SOURCE RECORDS section start

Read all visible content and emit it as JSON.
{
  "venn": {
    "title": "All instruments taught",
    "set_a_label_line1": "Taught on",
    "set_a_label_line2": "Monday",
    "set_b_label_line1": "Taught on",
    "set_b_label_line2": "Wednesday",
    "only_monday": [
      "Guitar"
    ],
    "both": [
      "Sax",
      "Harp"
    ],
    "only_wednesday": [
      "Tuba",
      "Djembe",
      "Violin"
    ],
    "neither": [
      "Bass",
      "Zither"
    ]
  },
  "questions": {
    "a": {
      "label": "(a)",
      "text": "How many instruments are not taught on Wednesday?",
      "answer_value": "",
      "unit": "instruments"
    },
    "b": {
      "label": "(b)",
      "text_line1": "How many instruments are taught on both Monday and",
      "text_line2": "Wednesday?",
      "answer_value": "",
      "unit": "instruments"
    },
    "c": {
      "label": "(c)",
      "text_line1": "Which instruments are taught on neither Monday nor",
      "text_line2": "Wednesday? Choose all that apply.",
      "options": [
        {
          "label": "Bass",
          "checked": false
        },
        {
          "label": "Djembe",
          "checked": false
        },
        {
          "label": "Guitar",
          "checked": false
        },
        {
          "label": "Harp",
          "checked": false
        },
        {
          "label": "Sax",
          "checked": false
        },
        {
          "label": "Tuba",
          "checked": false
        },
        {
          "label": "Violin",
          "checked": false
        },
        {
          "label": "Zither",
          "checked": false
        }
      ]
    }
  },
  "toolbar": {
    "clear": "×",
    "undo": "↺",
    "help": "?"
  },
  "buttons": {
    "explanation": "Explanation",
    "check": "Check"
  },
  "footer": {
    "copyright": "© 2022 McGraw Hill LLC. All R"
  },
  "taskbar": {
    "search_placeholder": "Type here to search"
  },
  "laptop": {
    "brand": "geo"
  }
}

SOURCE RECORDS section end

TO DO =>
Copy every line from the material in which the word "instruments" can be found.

SOLUTION TO THIS EXERCISE =>
    "title": "All instruments taught",
      "text": "How many instruments are not taught on Wednesday?",
      "unit": "instruments"
      "text_line1": "How many instruments are taught on both Monday and",
      "unit": "instruments"
      "text_line1": "Which instruments are taught on neither Monday nor",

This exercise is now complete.